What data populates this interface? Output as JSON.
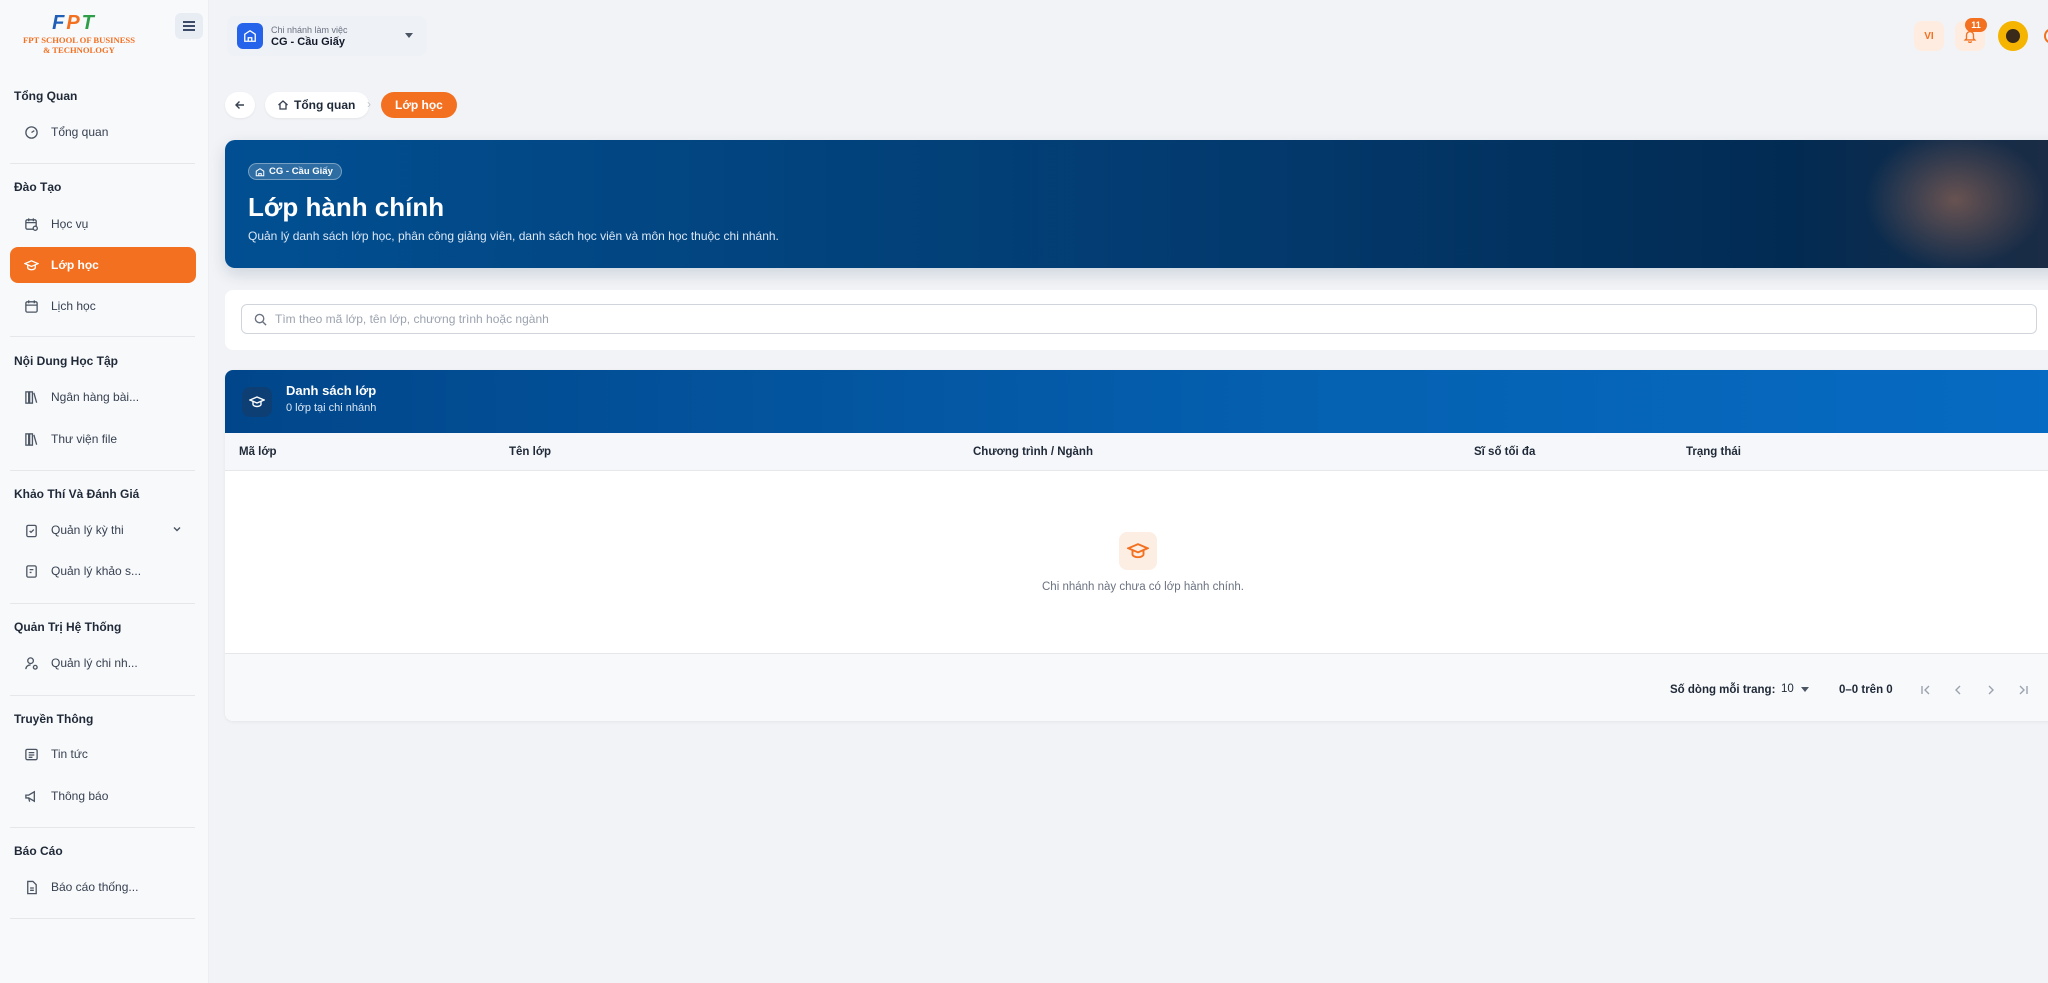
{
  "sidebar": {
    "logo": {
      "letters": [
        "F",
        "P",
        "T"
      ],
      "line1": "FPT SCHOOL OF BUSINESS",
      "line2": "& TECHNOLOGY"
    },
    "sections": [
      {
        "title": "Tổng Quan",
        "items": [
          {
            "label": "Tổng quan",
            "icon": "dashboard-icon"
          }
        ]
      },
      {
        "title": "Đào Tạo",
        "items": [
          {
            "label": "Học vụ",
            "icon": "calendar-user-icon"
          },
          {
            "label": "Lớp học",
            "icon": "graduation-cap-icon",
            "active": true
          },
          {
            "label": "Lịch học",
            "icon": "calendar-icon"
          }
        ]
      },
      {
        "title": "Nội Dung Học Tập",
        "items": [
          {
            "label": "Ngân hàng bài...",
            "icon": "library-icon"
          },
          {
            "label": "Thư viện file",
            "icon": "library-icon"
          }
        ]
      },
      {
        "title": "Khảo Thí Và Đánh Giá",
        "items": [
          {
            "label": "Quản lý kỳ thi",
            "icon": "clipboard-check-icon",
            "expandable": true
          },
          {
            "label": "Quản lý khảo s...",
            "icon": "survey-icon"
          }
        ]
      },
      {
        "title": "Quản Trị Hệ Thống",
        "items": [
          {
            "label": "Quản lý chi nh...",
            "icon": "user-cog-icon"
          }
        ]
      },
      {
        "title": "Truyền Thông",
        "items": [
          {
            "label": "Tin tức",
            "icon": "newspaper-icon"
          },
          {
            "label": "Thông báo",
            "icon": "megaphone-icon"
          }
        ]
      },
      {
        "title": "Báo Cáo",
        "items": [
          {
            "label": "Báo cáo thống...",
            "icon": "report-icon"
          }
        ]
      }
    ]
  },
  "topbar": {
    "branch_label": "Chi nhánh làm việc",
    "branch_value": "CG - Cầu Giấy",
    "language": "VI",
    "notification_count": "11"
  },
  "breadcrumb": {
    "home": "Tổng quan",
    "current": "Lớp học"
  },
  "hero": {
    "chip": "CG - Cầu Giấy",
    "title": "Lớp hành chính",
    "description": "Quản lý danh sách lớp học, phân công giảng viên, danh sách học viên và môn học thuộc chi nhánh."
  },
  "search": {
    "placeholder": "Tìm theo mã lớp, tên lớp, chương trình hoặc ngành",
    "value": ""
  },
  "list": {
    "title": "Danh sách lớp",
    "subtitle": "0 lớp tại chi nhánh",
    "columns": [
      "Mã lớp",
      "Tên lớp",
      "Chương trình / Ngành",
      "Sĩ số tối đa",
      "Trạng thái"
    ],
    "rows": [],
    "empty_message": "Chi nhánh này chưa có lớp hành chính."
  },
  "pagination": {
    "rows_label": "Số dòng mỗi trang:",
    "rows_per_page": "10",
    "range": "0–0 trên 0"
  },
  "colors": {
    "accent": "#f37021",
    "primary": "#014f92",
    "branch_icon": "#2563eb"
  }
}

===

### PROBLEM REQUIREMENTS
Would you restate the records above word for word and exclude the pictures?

### ANSWER BELOW
What data populates this interface? Output as JSON.
{
  "sidebar": {
    "logo": {
      "letters": [
        "F",
        "P",
        "T"
      ],
      "line1": "FPT SCHOOL OF BUSINESS",
      "line2": "& TECHNOLOGY"
    },
    "sections": [
      {
        "title": "Tổng Quan",
        "items": [
          {
            "label": "Tổng quan",
            "icon": "dashboard-icon"
          }
        ]
      },
      {
        "title": "Đào Tạo",
        "items": [
          {
            "label": "Học vụ",
            "icon": "calendar-user-icon"
          },
          {
            "label": "Lớp học",
            "icon": "graduation-cap-icon",
            "active": true
          },
          {
            "label": "Lịch học",
            "icon": "calendar-icon"
          }
        ]
      },
      {
        "title": "Nội Dung Học Tập",
        "items": [
          {
            "label": "Ngân hàng bài...",
            "icon": "library-icon"
          },
          {
            "label": "Thư viện file",
            "icon": "library-icon"
          }
        ]
      },
      {
        "title": "Khảo Thí Và Đánh Giá",
        "items": [
          {
            "label": "Quản lý kỳ thi",
            "icon": "clipboard-check-icon",
            "expandable": true
          },
          {
            "label": "Quản lý khảo s...",
            "icon": "survey-icon"
          }
        ]
      },
      {
        "title": "Quản Trị Hệ Thống",
        "items": [
          {
            "label": "Quản lý chi nh...",
            "icon": "user-cog-icon"
          }
        ]
      },
      {
        "title": "Truyền Thông",
        "items": [
          {
            "label": "Tin tức",
            "icon": "newspaper-icon"
          },
          {
            "label": "Thông báo",
            "icon": "megaphone-icon"
          }
        ]
      },
      {
        "title": "Báo Cáo",
        "items": [
          {
            "label": "Báo cáo thống...",
            "icon": "report-icon"
          }
        ]
      }
    ]
  },
  "topbar": {
    "branch_label": "Chi nhánh làm việc",
    "branch_value": "CG - Cầu Giấy",
    "language": "VI",
    "notification_count": "11"
  },
  "breadcrumb": {
    "home": "Tổng quan",
    "current": "Lớp học"
  },
  "hero": {
    "chip": "CG - Cầu Giấy",
    "title": "Lớp hành chính",
    "description": "Quản lý danh sách lớp học, phân công giảng viên, danh sách học viên và môn học thuộc chi nhánh."
  },
  "search": {
    "placeholder": "Tìm theo mã lớp, tên lớp, chương trình hoặc ngành",
    "value": ""
  },
  "list": {
    "title": "Danh sách lớp",
    "subtitle": "0 lớp tại chi nhánh",
    "columns": [
      "Mã lớp",
      "Tên lớp",
      "Chương trình / Ngành",
      "Sĩ số tối đa",
      "Trạng thái"
    ],
    "rows": [],
    "empty_message": "Chi nhánh này chưa có lớp hành chính."
  },
  "pagination": {
    "rows_label": "Số dòng mỗi trang:",
    "rows_per_page": "10",
    "range": "0–0 trên 0"
  },
  "colors": {
    "accent": "#f37021",
    "primary": "#014f92",
    "branch_icon": "#2563eb"
  }
}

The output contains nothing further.